We’d keep Hulu and Netflix in there ($32). We’d also still pay for the Banfield plan for Patches ($26). And I’d want to put money aside $87.50 a month for car insurance and $75 a month for Tim’s quarterly re-up on medications. Given his physical problems, Tim needs at least one massage a month. More realistically, two. We can keep bartering for one of them and pay our discounted rate ($35 plus tip) for the other.
In the end, the number is right around $2,550. That might be a little optimistic, but let’s assume we’d be able to tighten our belts.
That means I would need to earn about $1,820 a month in freelance. Which means I might have to finish a post every other day — or even more frequently. Over time, of course, I could start asking more and get some regular gigs, which generally pay a little better.
I’d also invest some time and money into this blog to get it profitable: a cleaner theme (only been meaning to do that for two years), more networking/leaving comments to drive up traffic, more affiliate stuff.
I should mention that it’s incredibly unlikely that I’d get fired. We’re doing well enough that my boss actually gives out yearly bonuses. Plus, I’m the only person working days. So if money got tight, I bet I’d just have to take a pay cut.
But if the worst did happen, at least I know I can manage. We wouldn’t run through savings immediately. We wouldn’t lose the house. That nicely quells the fetal-position-inducing panic that crops up around the subject.

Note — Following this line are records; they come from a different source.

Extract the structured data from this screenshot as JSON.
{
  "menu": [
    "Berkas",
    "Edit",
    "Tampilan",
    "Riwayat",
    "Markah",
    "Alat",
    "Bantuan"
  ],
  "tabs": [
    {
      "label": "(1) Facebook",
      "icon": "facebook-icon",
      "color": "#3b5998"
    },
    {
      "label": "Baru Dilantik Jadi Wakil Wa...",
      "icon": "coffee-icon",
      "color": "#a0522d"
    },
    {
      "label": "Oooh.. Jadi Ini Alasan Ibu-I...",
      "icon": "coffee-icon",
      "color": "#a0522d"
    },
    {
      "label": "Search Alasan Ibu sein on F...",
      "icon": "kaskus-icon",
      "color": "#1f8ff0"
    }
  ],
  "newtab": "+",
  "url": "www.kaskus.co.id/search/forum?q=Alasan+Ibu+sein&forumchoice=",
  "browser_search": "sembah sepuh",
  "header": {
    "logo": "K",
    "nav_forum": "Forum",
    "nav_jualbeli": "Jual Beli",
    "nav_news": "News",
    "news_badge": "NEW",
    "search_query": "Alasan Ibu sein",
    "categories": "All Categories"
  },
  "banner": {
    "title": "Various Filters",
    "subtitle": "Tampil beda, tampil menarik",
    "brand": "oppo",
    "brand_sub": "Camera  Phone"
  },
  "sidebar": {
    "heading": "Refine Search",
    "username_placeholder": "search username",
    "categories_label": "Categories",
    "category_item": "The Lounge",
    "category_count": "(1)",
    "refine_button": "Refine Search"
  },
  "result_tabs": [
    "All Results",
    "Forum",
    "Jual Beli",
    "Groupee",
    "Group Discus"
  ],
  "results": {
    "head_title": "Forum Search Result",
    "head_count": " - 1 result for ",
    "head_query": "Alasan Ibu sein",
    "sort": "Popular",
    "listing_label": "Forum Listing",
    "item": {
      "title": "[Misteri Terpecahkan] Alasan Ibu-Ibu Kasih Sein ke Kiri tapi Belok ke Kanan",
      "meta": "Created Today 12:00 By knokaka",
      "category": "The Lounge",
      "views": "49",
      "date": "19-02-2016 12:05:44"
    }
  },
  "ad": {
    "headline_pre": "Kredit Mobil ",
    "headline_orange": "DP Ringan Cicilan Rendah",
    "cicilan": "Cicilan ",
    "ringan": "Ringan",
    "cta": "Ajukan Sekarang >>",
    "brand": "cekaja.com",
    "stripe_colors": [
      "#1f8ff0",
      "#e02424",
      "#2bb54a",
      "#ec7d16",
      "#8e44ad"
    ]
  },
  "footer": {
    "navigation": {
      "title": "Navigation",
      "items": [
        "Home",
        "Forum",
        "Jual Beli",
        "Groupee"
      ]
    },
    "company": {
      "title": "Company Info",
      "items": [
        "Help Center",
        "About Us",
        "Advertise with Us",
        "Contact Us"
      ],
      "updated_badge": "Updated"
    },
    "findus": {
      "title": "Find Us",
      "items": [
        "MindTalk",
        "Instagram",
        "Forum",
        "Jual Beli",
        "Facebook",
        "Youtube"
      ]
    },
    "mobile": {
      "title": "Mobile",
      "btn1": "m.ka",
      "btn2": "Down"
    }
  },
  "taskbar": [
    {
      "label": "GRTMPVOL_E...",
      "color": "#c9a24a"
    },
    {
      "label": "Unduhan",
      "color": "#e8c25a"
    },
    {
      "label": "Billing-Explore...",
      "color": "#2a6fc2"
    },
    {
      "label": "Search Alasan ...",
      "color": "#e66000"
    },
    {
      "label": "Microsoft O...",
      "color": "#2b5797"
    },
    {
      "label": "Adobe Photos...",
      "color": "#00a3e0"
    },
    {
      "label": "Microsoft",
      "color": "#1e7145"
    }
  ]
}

What’s your emergency budget? If you couldn’t get a job in the same industry, how would you make ends meet?